   < < Go Back

By John Cloud,

from Bloomberg Businessweek,

This four-pound, $399 dry erase board can stop a shotgun blast from a foot away.

After the atrocity in Newtown, Conn., in December 2012, when 20-year-old Adam Lanza killed 20 six- and seven-year-olds and six adult staffers at Sandy Hook Elementary, legislators around the country grasped for ways to prevent another such disaster. Some proposed arming school guards; others moved to ban guns from being kept at school by anyone. Debates raged over spending on metal detectors, more surveillance, combat training for teachers, and blastproof locks on classroom doors. In the wake of every school shooting since the 1999 Columbine massacre, these discussions have been endless because the stakes are so high and the solutions so imperfect.

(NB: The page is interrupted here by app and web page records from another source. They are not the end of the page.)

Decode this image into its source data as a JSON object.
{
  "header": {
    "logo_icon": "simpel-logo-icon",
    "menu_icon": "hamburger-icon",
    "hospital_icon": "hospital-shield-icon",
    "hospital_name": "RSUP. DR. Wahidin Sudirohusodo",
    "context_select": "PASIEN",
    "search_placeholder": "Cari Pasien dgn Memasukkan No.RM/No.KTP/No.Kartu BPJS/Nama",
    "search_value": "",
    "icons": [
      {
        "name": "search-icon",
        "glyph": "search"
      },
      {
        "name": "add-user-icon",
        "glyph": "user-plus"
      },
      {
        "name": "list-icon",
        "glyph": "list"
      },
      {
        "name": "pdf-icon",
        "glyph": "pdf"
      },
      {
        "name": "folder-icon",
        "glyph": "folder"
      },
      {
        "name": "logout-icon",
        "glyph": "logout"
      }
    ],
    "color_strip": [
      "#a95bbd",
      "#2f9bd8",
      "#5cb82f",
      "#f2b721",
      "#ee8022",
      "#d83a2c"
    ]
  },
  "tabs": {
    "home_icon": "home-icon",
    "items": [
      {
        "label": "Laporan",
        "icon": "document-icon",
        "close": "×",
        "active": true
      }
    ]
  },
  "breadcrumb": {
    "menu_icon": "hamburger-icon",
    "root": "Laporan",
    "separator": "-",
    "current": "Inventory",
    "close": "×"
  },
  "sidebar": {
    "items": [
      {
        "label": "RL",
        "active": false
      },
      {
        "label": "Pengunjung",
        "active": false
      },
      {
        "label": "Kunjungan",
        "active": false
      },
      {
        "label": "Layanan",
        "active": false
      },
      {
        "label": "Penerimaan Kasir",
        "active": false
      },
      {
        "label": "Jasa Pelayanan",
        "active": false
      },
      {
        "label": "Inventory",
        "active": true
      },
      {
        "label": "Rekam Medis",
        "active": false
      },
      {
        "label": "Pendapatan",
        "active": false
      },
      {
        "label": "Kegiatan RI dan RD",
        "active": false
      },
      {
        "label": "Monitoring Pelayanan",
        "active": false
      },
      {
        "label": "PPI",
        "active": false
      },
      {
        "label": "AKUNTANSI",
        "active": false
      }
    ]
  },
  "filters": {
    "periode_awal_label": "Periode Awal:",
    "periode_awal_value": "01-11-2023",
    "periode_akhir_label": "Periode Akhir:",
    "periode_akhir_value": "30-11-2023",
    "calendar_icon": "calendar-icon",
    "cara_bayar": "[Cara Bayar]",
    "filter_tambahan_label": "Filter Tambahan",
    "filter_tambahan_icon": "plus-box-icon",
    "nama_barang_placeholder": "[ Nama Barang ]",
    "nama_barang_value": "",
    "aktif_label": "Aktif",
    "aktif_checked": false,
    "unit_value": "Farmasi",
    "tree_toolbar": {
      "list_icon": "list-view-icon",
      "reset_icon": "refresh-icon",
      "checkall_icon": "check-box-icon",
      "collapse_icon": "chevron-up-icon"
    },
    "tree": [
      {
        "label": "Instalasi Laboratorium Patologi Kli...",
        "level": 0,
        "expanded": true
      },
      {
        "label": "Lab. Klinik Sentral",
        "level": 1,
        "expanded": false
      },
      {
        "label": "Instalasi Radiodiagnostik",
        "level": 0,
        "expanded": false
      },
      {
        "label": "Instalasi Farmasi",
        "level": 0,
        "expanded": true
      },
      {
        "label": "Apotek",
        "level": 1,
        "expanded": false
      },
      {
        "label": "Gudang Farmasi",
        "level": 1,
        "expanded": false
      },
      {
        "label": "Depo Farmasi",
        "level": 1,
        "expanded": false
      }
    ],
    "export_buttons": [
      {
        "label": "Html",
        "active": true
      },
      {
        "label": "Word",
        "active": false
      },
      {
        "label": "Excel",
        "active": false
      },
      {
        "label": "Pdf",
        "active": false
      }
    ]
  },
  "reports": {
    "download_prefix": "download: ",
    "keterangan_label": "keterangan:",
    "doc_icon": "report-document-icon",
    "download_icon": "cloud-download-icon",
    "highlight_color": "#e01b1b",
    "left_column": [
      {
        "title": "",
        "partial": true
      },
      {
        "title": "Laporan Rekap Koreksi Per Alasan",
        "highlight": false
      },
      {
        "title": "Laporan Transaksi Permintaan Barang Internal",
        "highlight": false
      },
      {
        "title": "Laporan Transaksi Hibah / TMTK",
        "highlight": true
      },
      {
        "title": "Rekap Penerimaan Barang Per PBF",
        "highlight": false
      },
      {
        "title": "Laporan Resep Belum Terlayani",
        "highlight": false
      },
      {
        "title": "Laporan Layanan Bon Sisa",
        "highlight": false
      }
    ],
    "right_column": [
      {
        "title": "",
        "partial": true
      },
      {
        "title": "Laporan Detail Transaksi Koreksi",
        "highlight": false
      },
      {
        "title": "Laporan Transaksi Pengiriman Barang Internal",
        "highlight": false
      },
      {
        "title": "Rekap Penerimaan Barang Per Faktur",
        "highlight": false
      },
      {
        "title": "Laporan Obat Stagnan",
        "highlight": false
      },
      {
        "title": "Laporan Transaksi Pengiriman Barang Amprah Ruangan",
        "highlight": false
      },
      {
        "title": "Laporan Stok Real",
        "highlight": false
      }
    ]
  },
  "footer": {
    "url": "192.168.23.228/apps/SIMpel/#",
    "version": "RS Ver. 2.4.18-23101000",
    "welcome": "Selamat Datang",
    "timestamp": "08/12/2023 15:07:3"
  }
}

Lock every door, and the gunman can still shoot through a window. Arm the principal with a gun, and the shooter might disarm her, kill her, and gain another weapon.

A businessman named George Tunis III read about Sandy Hook with horror. He has two kids—a 15-year-old girl and a 13-year-old boy—and couldn’t imagine getting a call from their school that the worst had happened. Millions of parents have shared his fear, but Tunis is in a unique position to do something about it: He manufactures light armor designed to protect people from not only bullets, but also bombs.

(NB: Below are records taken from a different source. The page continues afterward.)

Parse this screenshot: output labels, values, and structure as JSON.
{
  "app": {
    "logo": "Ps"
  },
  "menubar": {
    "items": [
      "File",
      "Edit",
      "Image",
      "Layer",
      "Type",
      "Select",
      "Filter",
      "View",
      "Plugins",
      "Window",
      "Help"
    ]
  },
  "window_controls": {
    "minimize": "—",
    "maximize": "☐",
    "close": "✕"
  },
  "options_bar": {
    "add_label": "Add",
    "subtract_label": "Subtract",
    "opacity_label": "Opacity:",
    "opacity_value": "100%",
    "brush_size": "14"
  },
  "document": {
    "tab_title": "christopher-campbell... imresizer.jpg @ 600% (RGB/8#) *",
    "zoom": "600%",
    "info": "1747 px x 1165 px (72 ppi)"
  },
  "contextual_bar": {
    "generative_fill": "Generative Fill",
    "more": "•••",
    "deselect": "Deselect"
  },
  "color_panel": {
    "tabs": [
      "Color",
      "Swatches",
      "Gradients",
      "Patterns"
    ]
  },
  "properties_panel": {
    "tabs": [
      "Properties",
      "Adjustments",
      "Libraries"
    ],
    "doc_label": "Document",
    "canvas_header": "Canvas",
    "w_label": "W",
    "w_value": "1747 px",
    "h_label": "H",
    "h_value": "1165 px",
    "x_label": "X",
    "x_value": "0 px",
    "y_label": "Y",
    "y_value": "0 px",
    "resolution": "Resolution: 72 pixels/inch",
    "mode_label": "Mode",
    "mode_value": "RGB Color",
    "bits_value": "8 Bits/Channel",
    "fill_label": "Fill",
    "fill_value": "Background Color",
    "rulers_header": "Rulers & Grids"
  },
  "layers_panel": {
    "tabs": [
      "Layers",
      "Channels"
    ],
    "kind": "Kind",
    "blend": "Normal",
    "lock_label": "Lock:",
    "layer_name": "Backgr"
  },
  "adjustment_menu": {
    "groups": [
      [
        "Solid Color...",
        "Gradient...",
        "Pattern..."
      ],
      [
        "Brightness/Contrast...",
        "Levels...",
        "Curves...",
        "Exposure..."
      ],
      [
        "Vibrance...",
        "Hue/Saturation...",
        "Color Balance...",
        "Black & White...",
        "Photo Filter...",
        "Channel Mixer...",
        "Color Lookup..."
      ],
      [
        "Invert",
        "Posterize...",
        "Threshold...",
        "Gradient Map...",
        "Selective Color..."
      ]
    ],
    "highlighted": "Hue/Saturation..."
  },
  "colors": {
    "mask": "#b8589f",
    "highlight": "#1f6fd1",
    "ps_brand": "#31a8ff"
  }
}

Tunis came up with the idea of lining the handheld, portable whiteboards commonly used in schools with panels made from Dyneema, a polyethylene fiber strong enough to stop a shotgun blast from a foot away and light enough to wear all day. Emily Heinauer, director of special projects for Hardwire, says the company has sold its 20-by-18-inch whiteboards in all 50 states—some to school districts and some to individual teachers who find them online. In addition to the bulletproof whiteboards, Tunis makes a 10-by-13-inch clipboard weighing 1.3 pounds intended for kids to use if a gunman comes into the room. Hardwire recently sold 61 clipboards, which retail for $129, at half price to Worcester County, Md., where the company is based.

More From Bloomberg Businessweek: